Splendor
– Image used with permission of BGG contributor henk.rolleman

The game started with both Pine and Blue going for it with all guns blazing.  The set up included three special Noble tiles:  one from the 2015 Brettspiel Adventskalender and two from the promotional tiles set, but all four Nobles included opals.  So, it was just as well that there were lots of opals out at the start of the game.  Blue and and Pine collected as many of them as they could.  Green picked up a few too, but found the competition was quite stiff and went for more rubies and sapphires.  It was Pine who picked up the first of the Nobles, but that galvanised Blue into action and she grabbed the remaining three in quick succession.  She was still a few points short of the finish line, and it was then that Green realised he had misread one of the cards.  Having had a similar lead and lost last time she had played, she wasn’t going to let this one get away, and ruthlessly gathered the remaining points she needed to quickly bring the game to a close.  Blue finished the game with sixteen four points ahead of Pine in second place.

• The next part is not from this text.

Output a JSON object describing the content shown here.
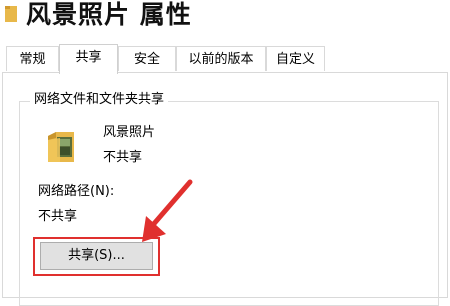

Splendor
– Image used with permission of BGG contributor henk.rolleman

Learning outcome: Some of the best games can be very difficult to get hold of.